Bombers' bats strand go-ahead run in 8th

NEW YORK -- For the new-look Yankees offense, it was an early chance to impress.

Or not.

In the eighth inning of a tie game Wednesday night against the Orioles, the Yankees had the go-ahead run at third base with one out and newcomers Jacoby Ellsbury, Carlos Beltran and Brian McCann scheduled to bat. They didn't score, and the Orioles scored off Shawn Kelley in the ninth to beat the Yankees 5-4.

It's been a mostly underwhelming start for the Yankees' hitters, especially for McCann, who went 0-for-12 in the Baltimore series to drop his batting average to .152. While it's far too early for McCann to be a cause for major concern, the local opinion on the new Yankees catcher could be shaped (fairly or unfairly) by how he does this weekend against the Red Sox.

"It's weird," McCann said. "I feel good at the plate. But you look up, and I'm not getting any hits."

McCann actually made solid contact in the eighth, but his fly ball to medium-deep center field ended the inning. The bigger problem for the Yankees was that with Brett Gardner on third base with one out, Ellsbury popped up for the second out (allowing the Orioles to walk Beltran and pitch to McCann).

Ellsbury, who will face his former team for the first time on Thursday night, is off to a decent start at the plate. But Mark Teixeira's injury has turned him from a leadoff hitter into a No. 3 hitter, and given a chance to deliver a key hit Wednesday, he wasn't able to take advantage.

"[Orioles left-hander Brian Matusz] threw me a slider down and away," Ellsbury said. "I thought I could lift it to the outfield. It didn't happen."

The Yankees haven't been awful at the plate in the early going, but they haven't been high-powered, either. Until Beltran and Kelly Johnson homered in the second inning Wednesday, the Yankees had hit just three home runs in eight games.

Girardi said Wednesday afternoon that he's not yet close to being concerned about McCann's slow start.

"There's no sign of concern," he said. "I feel like his timing's a little bit off. It seems at times he's been a little bit late. But he'll fix that. I'm not worried about that."

The captain bunts: After Gardner led off the eighth inning with a double, Girardi chose to have Derek Jeter bunt Gardner over to third base. It was a move many managers would make, but one that was a touch surprising because a Jeter base hit would have given the Yankees the lead.

"It's easier to score from third base," Girardi said. "And [Gardner's] speed puts pressure on the defense. About anything will score the run other than a popup on the infield."

True enough. But Ellsbury popped up, and the Yankees never did score the run.

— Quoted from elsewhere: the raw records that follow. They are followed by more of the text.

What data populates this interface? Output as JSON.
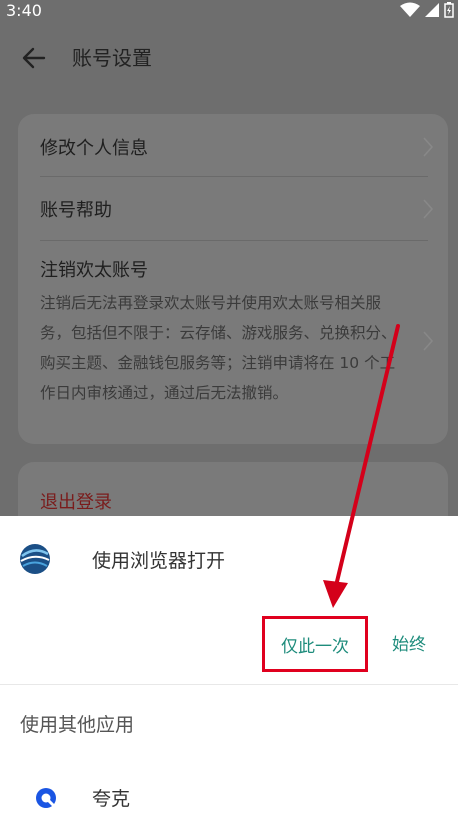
{
  "status_bar": {
    "time": "3:40"
  },
  "header": {
    "title": "账号设置"
  },
  "settings": {
    "items": [
      {
        "label": "修改个人信息"
      },
      {
        "label": "账号帮助"
      },
      {
        "label": "注销欢太账号",
        "description": "注销后无法再登录欢太账号并使用欢太账号相关服务，包括但不限于：云存储、游戏服务、兑换积分、购买主题、金融钱包服务等；注销申请将在 10 个工作日内审核通过，通过后无法撤销。"
      }
    ],
    "logout_label": "退出登录"
  },
  "sheet": {
    "title": "使用浏览器打开",
    "once_label": "仅此一次",
    "always_label": "始终",
    "other_apps_label": "使用其他应用",
    "apps": [
      {
        "label": "夸克"
      }
    ]
  },
  "colors": {
    "accent": "#1e8c7c",
    "highlight_box": "#e0001e",
    "logout": "#7a1c1c"
  }
}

Girardi said he gave Jeter the sign to bunt, but there was some feeling in the Yankees clubhouse that Jeter was bunting for a hit. The Yankees had noticed that Orioles first baseman Chris Davis was playing back.

The closer fails: Kelley, filling in as closer with David Robertson hurt, gave up the two game-deciding runs in the ninth. Kelley wasn't hit hard, but closing is very much a results-driven job.

McCann defended Kelley by pointing out that two of the Orioles' hits in the inning came on bloops to the outfield, but Kelley took some of the blame himself.

"I felt like I made some good pitches early in the count to get ahead," he said. "Then I got the ball down, but I would have liked for some of those pitches to be in the dirt, rather than just down. Then maybe they don't hit them.

"Ninth inning, tie game, I've got to go out and get three outs."